    Two of the bears are from the Copenhagen Zoo (Denmark) while the third bear comes from the Boras Djurpark in Sweden. It’s the Dutch firm EKIPA (which specialises in animal transport) that took care of their transfer to Han-sur-Lesse, in a temperature-controlled lorry. The 3 bears are part of a European Studbook (ESB); basically a species’ family tree. The Studbook keeper collects all the data pertaining to the species he is in charge of (births, deaths, transfers, etc.) from all the European Wildlife Parks. After spending 2 weeks in quarantine, they finally got to discover “Bear Hill”, their tailor-made living area. Our three bears Björn, Olof and Jojo are enjoying life in Han-sur-Lesse and our visitors are endeared and amused by the three bears’ playful frolicking. 

    Although the European brown bear is not a threatened species, it is nevertheless a protected one. There are currently about 17.000 brown bears in Europe. The cohabitation between man and bear is not always easy: often they tend to occupy the same territories and the activities of one species tend to encroach upon those of the other. Fortunately, there are many examples of successful cohabitation!

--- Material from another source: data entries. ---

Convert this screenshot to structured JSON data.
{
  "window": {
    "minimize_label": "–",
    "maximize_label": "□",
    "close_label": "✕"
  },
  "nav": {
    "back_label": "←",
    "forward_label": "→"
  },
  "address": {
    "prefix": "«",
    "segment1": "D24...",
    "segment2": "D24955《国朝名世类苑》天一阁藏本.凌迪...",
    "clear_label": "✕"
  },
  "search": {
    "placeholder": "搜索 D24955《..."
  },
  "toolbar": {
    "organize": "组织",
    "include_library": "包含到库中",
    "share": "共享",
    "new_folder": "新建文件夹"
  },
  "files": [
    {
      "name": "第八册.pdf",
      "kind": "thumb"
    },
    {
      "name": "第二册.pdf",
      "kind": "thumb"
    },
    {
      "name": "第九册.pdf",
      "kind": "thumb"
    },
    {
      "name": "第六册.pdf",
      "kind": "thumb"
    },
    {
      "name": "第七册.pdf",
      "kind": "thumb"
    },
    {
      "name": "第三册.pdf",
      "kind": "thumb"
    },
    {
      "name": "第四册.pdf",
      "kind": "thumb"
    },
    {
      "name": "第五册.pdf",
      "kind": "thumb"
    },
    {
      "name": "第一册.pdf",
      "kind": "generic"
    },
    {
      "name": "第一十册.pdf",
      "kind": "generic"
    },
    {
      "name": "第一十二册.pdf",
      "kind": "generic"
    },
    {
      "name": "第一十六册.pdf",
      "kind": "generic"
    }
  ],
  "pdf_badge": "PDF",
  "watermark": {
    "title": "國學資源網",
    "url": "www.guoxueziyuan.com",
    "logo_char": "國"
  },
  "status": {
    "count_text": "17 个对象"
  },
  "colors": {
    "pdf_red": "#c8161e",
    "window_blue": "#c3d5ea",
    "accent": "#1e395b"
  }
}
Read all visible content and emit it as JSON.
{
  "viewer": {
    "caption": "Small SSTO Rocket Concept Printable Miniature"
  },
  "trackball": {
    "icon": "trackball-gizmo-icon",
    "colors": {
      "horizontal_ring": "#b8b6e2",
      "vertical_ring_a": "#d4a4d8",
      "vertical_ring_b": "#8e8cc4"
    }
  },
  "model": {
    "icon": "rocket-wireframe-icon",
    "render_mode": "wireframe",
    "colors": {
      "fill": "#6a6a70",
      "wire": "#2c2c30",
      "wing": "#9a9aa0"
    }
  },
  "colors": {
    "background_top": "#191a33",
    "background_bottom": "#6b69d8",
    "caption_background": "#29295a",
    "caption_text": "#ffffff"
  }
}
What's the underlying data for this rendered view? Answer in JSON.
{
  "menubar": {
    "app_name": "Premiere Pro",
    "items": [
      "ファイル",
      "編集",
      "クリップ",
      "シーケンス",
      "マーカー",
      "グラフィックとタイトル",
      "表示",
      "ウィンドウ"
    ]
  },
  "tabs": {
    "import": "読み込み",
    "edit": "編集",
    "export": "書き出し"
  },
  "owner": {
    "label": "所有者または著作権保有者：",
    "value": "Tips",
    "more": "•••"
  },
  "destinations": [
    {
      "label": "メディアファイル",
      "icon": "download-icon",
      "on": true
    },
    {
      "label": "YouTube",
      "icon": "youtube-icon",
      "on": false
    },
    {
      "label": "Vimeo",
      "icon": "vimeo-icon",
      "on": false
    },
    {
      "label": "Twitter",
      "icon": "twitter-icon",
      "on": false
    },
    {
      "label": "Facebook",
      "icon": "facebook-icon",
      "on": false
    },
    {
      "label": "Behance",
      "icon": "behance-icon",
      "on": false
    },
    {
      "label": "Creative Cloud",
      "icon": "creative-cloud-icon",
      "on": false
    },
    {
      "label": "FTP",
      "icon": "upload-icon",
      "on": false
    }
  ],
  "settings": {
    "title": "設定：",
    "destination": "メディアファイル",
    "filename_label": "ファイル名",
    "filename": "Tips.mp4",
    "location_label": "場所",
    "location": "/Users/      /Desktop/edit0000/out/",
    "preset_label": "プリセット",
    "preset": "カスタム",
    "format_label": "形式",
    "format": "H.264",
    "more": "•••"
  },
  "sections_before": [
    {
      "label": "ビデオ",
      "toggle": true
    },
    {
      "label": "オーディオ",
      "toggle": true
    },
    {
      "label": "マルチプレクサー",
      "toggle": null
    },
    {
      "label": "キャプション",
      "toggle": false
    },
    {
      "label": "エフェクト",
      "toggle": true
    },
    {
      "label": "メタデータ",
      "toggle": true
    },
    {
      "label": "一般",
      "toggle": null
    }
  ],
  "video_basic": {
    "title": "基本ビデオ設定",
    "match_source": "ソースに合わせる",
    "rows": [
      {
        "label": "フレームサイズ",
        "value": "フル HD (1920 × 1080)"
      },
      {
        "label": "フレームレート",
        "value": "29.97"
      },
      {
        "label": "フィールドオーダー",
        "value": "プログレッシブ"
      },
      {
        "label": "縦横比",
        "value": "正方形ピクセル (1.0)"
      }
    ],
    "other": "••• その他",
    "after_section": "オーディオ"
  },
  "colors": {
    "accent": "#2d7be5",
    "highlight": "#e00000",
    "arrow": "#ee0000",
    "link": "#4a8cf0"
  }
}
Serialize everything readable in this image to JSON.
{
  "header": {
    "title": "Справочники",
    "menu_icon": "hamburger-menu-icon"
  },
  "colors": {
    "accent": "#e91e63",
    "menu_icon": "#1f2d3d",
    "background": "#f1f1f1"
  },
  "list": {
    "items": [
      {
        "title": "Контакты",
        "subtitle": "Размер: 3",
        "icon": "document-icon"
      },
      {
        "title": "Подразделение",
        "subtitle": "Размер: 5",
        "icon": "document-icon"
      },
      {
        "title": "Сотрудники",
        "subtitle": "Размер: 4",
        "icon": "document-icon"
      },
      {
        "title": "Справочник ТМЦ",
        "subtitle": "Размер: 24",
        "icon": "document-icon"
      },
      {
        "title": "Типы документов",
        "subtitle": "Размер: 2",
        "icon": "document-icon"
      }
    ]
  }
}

    Bears can be found in the Pyreneans, in the Italian provinces of Abruzzo and Trentino, in the Dinaric Alps, in Slovenia as well as in the Carpathians (which stretch across Roumania, Slovenia, Poland and the Ukraine). The Carpathian Mountain range houses half of the European brown bear population. 

      In September 2019, the sleuth of bears (yes, this really is the official name for a group of bears) welcomed a new arrival, Mufko, an orphaned bear saved in the nick of time by a bear sanctuary in Slovakia.